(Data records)
********************

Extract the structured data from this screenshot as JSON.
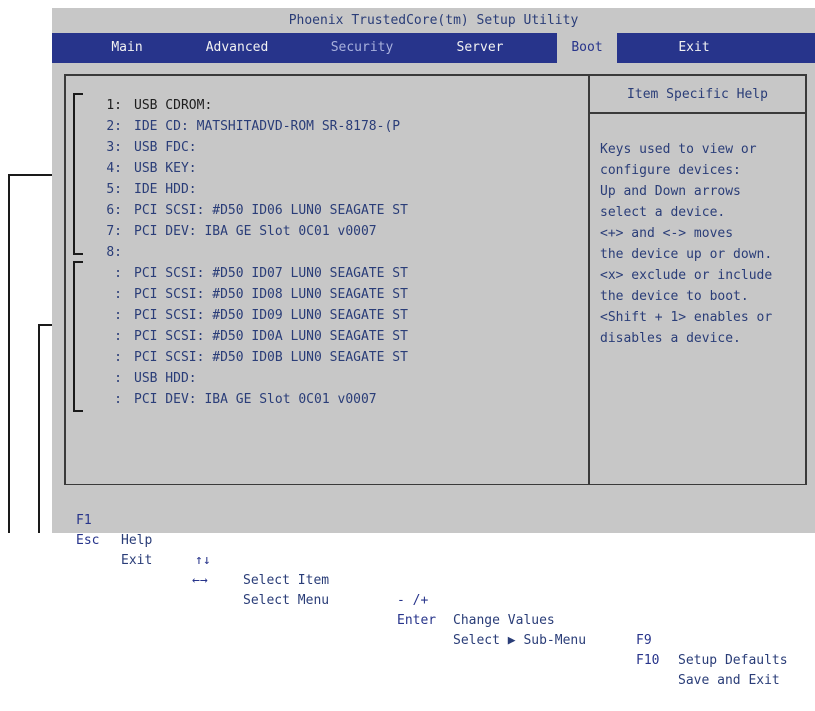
{
  "title": "Phoenix TrustedCore(tm) Setup Utility",
  "menu": [
    "Main",
    "Advanced",
    "Security",
    "Server",
    "Boot",
    "Exit"
  ],
  "active_menu": "Boot",
  "boot_items": [
    {
      "num": "1:",
      "label": "USB CDROM:"
    },
    {
      "num": "2:",
      "label": "IDE CD: MATSHITADVD-ROM SR-8178-(P"
    },
    {
      "num": "3:",
      "label": "USB FDC:"
    },
    {
      "num": "4:",
      "label": "USB KEY:"
    },
    {
      "num": "5:",
      "label": "IDE HDD:"
    },
    {
      "num": "6:",
      "label": "PCI SCSI: #D50 ID06 LUN0 SEAGATE ST"
    },
    {
      "num": "7:",
      "label": "PCI DEV: IBA GE Slot 0C01 v0007"
    },
    {
      "num": "8:",
      "label": ""
    },
    {
      "num": ":",
      "label": "PCI SCSI: #D50 ID07 LUN0 SEAGATE ST"
    },
    {
      "num": ":",
      "label": "PCI SCSI: #D50 ID08 LUN0 SEAGATE ST"
    },
    {
      "num": ":",
      "label": "PCI SCSI: #D50 ID09 LUN0 SEAGATE ST"
    },
    {
      "num": ":",
      "label": "PCI SCSI: #D50 ID0A LUN0 SEAGATE ST"
    },
    {
      "num": ":",
      "label": "PCI SCSI: #D50 ID0B LUN0 SEAGATE ST"
    },
    {
      "num": ":",
      "label": "USB HDD:"
    },
    {
      "num": ":",
      "label": "PCI DEV: IBA GE Slot 0C01 v0007"
    }
  ],
  "help": {
    "title": "Item Specific Help",
    "text": "Keys used to view or\nconfigure devices:\nUp and Down arrows\nselect a device.\n<+> and <-> moves\nthe device up or down.\n<x> exclude or include\nthe device to boot.\n<Shift + 1> enables or\ndisables a device."
  },
  "footer": {
    "row1": [
      {
        "key": "F1",
        "label": "Help"
      },
      {
        "key": "↑↓",
        "label": "Select Item"
      },
      {
        "key": "- /+",
        "label": "Change Values"
      },
      {
        "key": "F9",
        "label": "Setup Defaults"
      }
    ],
    "row2": [
      {
        "key": "Esc",
        "label": "Exit"
      },
      {
        "key": "←→",
        "label": "Select Menu"
      },
      {
        "key": "Enter",
        "label": "Select ▶ Sub-Menu"
      },
      {
        "key": "F10",
        "label": "Save and Exit"
      }
    ]
  },
  "colors": {
    "menubar": "#27348b",
    "background": "#c7c7c7",
    "text": "#2a3d78"
  }
}
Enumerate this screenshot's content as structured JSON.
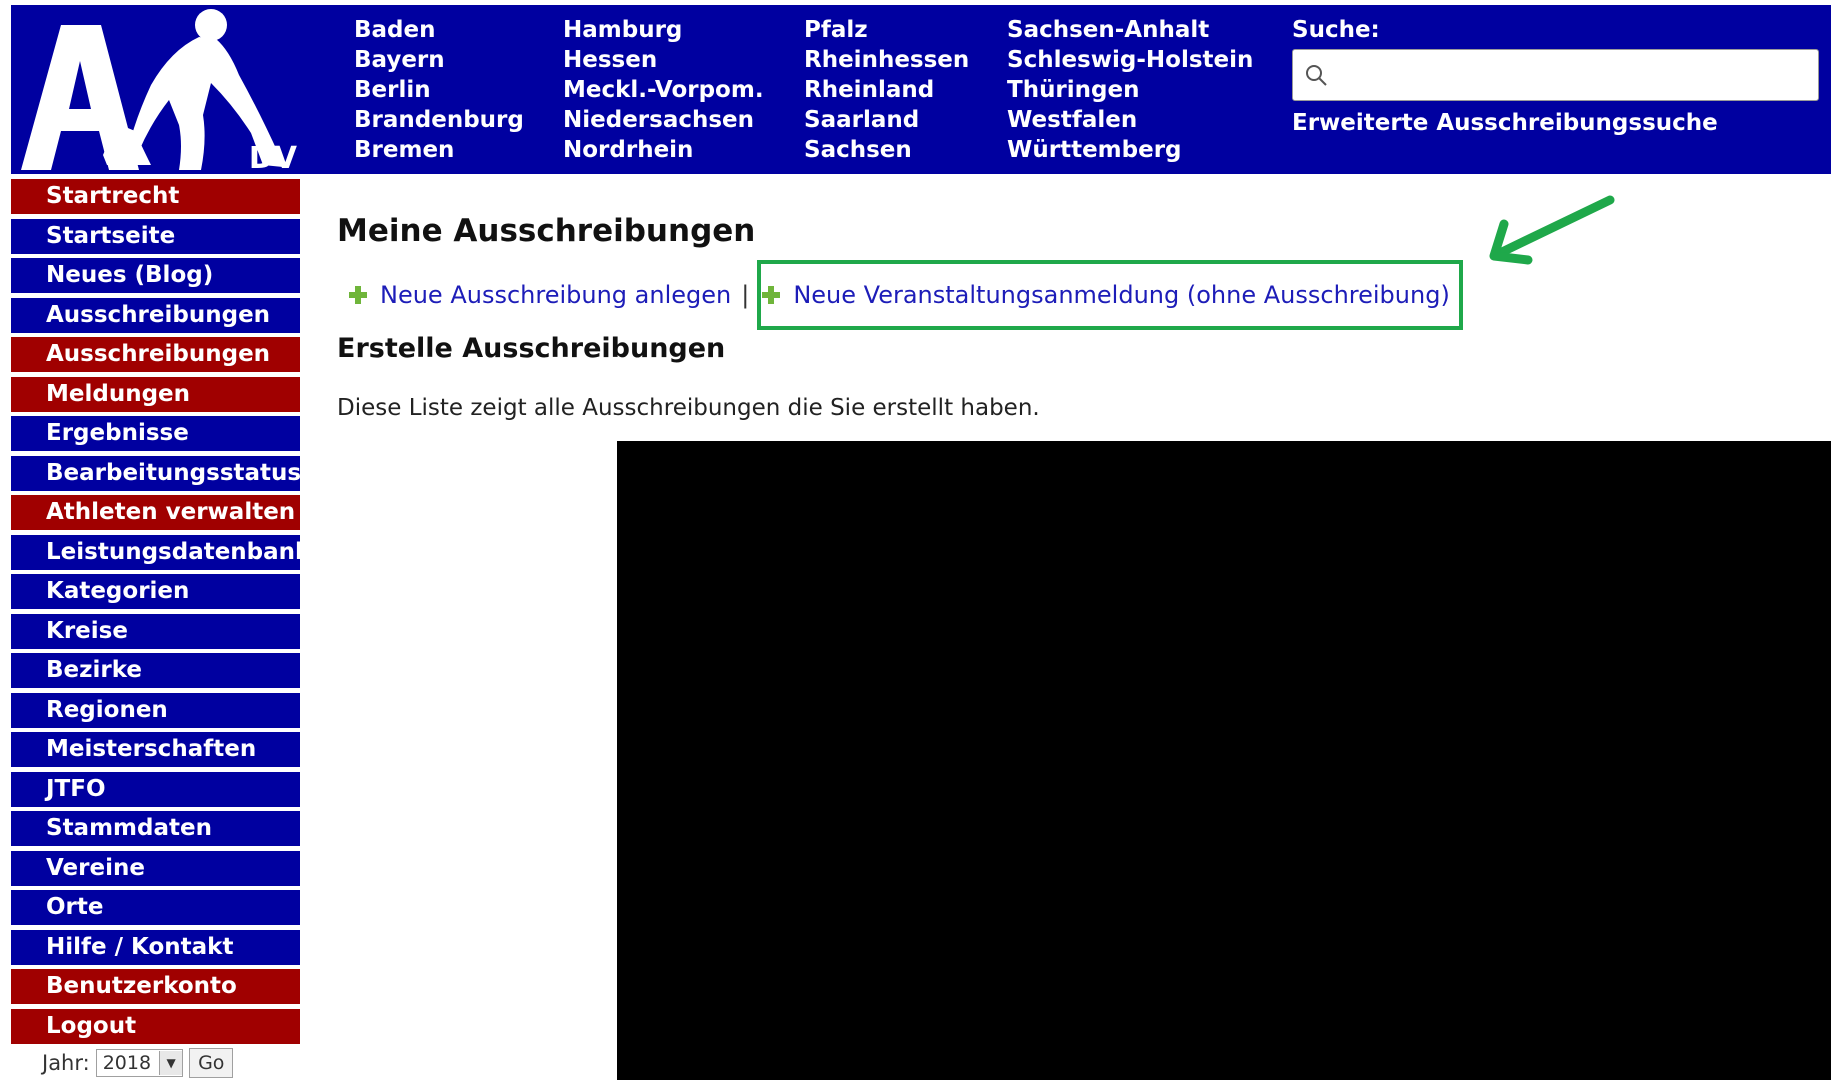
{
  "logo": {
    "text": "DV"
  },
  "regions": {
    "col1": [
      "Baden",
      "Bayern",
      "Berlin",
      "Brandenburg",
      "Bremen"
    ],
    "col2": [
      "Hamburg",
      "Hessen",
      "Meckl.-Vorpom.",
      "Niedersachsen",
      "Nordrhein"
    ],
    "col3": [
      "Pfalz",
      "Rheinhessen",
      "Rheinland",
      "Saarland",
      "Sachsen"
    ],
    "col4": [
      "Sachsen-Anhalt",
      "Schleswig-Holstein",
      "Thüringen",
      "Westfalen",
      "Württemberg"
    ]
  },
  "search": {
    "title": "Suche:",
    "placeholder": "",
    "advanced_link": "Erweiterte Ausschreibungssuche"
  },
  "sidebar": {
    "items": [
      {
        "label": "Startrecht",
        "color": "#a00000"
      },
      {
        "label": "Startseite",
        "color": "#0000a0"
      },
      {
        "label": "Neues (Blog)",
        "color": "#0000a0"
      },
      {
        "label": "Ausschreibungen",
        "color": "#0000a0"
      },
      {
        "label": "Ausschreibungen",
        "color": "#a00000"
      },
      {
        "label": "Meldungen",
        "color": "#a00000"
      },
      {
        "label": "Ergebnisse",
        "color": "#0000a0"
      },
      {
        "label": "Bearbeitungsstatus",
        "color": "#0000a0"
      },
      {
        "label": "Athleten verwalten",
        "color": "#a00000"
      },
      {
        "label": "Leistungsdatenbank",
        "color": "#0000a0"
      },
      {
        "label": "Kategorien",
        "color": "#0000a0"
      },
      {
        "label": "Kreise",
        "color": "#0000a0"
      },
      {
        "label": "Bezirke",
        "color": "#0000a0"
      },
      {
        "label": "Regionen",
        "color": "#0000a0"
      },
      {
        "label": "Meisterschaften",
        "color": "#0000a0"
      },
      {
        "label": "JTFO",
        "color": "#0000a0"
      },
      {
        "label": "Stammdaten",
        "color": "#0000a0"
      },
      {
        "label": "Vereine",
        "color": "#0000a0"
      },
      {
        "label": "Orte",
        "color": "#0000a0"
      },
      {
        "label": "Hilfe / Kontakt",
        "color": "#0000a0"
      },
      {
        "label": "Benutzerkonto",
        "color": "#a00000"
      },
      {
        "label": "Logout",
        "color": "#a00000"
      }
    ],
    "year_label": "Jahr:",
    "year_value": "2018",
    "go_label": "Go"
  },
  "main": {
    "title": "Meine Ausschreibungen",
    "new_tender_link": "Neue Ausschreibung anlegen",
    "separator": "|",
    "new_event_link": "Neue Veranstaltungsanmeldung (ohne Ausschreibung)",
    "section_title": "Erstelle Ausschreibungen",
    "description": "Diese Liste zeigt alle Ausschreibungen die Sie erstellt haben."
  },
  "colors": {
    "header_blue": "#0000a0",
    "nav_red": "#a00000",
    "link_blue": "#1d1db8",
    "highlight_green": "#1fa84a"
  }
}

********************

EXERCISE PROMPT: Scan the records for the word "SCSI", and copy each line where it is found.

REPLY:
      "label": "PCI SCSI: #D50 ID06 LUN0 SEAGATE ST"
      "label": "PCI SCSI: #D50 ID07 LUN0 SEAGATE ST"
      "label": "PCI SCSI: #D50 ID08 LUN0 SEAGATE ST"
      "label": "PCI SCSI: #D50 ID09 LUN0 SEAGATE ST"
      "label": "PCI SCSI: #D50 ID0A LUN0 SEAGATE ST"
      "label": "PCI SCSI: #D50 ID0B LUN0 SEAGATE ST"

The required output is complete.